Work to complete —
What number of lines in the data below contain the string "JSON"? Answer with that number alone.

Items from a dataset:
■ ■ ■ ■ ■

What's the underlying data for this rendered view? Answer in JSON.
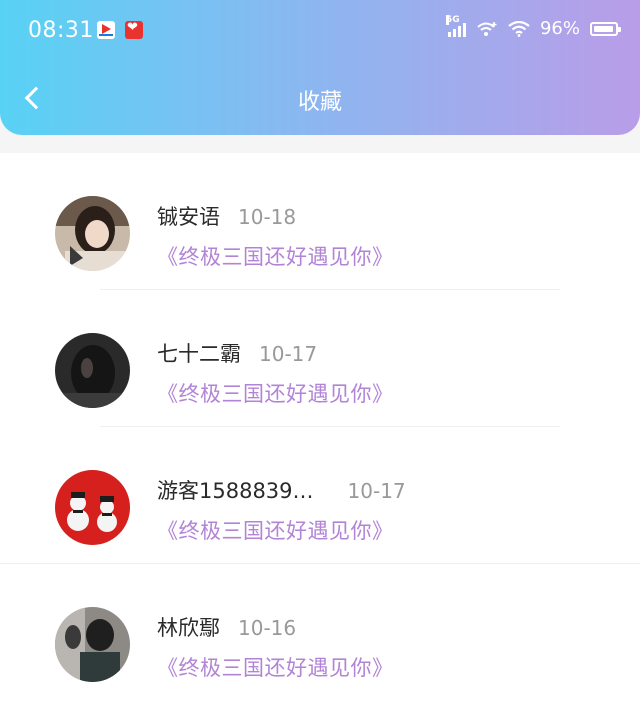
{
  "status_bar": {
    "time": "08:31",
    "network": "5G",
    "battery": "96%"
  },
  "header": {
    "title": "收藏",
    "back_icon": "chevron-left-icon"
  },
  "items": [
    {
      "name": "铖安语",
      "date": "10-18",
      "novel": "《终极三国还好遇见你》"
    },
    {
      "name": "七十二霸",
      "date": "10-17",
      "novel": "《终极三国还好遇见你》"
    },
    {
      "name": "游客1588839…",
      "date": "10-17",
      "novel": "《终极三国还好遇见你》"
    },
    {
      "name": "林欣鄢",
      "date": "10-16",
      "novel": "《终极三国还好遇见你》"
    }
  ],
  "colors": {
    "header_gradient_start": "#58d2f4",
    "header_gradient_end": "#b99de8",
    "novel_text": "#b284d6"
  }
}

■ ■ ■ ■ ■

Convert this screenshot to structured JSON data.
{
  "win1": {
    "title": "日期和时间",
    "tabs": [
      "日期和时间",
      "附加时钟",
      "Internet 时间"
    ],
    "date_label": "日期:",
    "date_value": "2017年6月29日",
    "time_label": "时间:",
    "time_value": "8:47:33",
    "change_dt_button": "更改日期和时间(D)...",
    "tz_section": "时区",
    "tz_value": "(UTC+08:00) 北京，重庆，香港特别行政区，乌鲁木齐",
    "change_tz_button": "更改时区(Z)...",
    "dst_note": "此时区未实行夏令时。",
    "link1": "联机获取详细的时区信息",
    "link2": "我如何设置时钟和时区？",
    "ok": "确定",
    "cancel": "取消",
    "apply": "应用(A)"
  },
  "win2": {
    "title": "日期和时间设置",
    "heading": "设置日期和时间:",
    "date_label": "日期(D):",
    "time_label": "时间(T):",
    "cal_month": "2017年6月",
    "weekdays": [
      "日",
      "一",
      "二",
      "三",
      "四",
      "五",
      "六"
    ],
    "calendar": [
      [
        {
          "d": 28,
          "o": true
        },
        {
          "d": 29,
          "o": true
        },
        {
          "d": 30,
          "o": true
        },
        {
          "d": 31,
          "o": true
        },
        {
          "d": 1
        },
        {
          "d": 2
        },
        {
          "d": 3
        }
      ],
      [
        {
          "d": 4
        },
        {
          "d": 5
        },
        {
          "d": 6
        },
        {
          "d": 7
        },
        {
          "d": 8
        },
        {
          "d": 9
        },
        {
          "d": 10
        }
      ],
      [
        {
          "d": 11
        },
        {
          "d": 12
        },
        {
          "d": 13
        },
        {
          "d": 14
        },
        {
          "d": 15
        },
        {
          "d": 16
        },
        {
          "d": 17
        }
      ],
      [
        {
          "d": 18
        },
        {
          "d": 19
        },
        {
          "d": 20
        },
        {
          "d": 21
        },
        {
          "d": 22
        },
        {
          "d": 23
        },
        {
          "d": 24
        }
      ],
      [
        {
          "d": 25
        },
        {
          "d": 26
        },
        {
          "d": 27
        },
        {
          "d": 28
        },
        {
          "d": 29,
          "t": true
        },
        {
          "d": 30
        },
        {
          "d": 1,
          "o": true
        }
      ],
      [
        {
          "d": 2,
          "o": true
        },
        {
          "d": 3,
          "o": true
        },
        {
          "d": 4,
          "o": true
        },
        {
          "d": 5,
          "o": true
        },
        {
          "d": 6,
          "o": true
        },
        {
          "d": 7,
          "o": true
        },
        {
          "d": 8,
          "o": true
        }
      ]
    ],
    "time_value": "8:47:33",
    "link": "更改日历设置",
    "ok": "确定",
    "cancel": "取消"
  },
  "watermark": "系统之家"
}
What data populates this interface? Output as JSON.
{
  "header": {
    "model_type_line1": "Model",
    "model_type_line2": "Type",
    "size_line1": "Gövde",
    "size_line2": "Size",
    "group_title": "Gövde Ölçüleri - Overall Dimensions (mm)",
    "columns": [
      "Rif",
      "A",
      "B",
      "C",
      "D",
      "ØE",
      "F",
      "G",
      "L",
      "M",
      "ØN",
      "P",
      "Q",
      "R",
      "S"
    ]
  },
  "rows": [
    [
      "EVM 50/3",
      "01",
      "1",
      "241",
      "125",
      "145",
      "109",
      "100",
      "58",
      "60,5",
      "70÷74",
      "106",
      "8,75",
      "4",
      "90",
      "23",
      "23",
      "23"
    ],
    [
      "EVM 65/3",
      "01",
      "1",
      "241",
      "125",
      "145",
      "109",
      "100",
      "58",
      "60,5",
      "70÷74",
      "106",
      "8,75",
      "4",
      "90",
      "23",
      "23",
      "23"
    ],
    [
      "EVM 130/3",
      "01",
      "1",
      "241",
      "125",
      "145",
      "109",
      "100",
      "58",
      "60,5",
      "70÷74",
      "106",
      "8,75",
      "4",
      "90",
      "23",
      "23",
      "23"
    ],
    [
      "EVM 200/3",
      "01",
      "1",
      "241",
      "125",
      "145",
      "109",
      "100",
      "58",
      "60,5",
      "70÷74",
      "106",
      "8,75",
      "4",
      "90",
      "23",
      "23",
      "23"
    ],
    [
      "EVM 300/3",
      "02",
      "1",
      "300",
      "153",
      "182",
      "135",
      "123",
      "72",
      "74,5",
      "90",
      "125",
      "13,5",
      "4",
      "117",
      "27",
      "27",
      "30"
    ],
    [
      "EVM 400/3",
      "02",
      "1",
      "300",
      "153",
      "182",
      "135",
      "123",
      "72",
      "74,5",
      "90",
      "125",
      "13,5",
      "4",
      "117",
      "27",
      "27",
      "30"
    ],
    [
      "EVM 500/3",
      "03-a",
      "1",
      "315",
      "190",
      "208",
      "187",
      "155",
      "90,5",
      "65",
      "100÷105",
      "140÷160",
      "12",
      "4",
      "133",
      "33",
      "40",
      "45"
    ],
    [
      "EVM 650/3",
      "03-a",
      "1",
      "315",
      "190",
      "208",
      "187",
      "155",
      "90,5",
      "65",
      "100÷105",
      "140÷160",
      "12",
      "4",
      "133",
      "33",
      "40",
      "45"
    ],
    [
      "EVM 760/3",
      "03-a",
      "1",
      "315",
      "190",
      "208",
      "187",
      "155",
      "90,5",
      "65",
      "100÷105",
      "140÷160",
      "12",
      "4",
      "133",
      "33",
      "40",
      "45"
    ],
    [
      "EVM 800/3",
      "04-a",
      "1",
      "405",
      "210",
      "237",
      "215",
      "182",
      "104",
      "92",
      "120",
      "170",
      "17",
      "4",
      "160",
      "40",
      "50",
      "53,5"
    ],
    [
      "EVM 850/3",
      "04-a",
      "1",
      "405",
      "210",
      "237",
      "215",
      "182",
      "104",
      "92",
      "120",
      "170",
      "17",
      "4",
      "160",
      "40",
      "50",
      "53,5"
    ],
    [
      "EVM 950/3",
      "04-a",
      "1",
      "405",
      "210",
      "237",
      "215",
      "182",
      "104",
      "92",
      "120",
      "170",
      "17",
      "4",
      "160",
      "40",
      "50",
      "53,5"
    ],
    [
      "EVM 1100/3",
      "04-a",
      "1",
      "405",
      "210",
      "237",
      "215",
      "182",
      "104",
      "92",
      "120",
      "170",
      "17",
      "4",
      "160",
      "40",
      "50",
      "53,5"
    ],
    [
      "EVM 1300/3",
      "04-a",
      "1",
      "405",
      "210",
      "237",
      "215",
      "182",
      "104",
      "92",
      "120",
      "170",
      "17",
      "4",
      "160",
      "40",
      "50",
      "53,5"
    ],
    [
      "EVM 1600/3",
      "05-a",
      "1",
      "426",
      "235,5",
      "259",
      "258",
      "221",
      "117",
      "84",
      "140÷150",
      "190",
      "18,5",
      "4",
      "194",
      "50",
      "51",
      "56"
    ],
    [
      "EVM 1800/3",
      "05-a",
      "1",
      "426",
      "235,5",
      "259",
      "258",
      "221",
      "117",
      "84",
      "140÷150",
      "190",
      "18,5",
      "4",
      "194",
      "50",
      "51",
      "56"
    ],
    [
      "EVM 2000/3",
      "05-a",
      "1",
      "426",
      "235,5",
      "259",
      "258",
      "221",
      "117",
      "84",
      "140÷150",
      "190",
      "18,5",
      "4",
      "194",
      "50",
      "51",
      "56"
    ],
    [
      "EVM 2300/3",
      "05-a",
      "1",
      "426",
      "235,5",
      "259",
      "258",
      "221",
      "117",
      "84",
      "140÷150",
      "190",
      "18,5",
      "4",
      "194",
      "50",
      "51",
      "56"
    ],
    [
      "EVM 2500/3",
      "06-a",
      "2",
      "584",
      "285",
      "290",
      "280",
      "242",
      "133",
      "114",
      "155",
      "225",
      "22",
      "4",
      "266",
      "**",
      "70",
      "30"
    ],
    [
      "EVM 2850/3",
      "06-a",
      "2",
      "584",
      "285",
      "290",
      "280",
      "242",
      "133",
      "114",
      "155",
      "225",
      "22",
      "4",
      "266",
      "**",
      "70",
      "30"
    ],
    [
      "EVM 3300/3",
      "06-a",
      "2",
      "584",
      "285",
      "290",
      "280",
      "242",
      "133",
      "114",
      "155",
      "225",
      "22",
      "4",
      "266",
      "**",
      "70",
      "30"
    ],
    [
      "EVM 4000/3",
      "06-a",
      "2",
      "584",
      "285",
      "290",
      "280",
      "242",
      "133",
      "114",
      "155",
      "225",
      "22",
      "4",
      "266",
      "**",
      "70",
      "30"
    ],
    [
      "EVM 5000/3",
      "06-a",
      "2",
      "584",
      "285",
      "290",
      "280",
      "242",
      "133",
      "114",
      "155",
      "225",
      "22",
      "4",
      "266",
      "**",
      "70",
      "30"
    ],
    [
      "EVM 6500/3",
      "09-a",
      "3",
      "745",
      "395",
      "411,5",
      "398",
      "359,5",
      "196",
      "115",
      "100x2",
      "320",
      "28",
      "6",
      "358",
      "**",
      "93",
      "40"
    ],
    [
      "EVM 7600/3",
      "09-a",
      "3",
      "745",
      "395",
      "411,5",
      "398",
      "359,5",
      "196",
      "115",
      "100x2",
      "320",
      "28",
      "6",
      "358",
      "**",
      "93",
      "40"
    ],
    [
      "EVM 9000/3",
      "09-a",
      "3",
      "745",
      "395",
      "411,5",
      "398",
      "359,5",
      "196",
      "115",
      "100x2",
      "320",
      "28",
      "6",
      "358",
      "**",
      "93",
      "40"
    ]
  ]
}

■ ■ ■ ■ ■

Task result —
3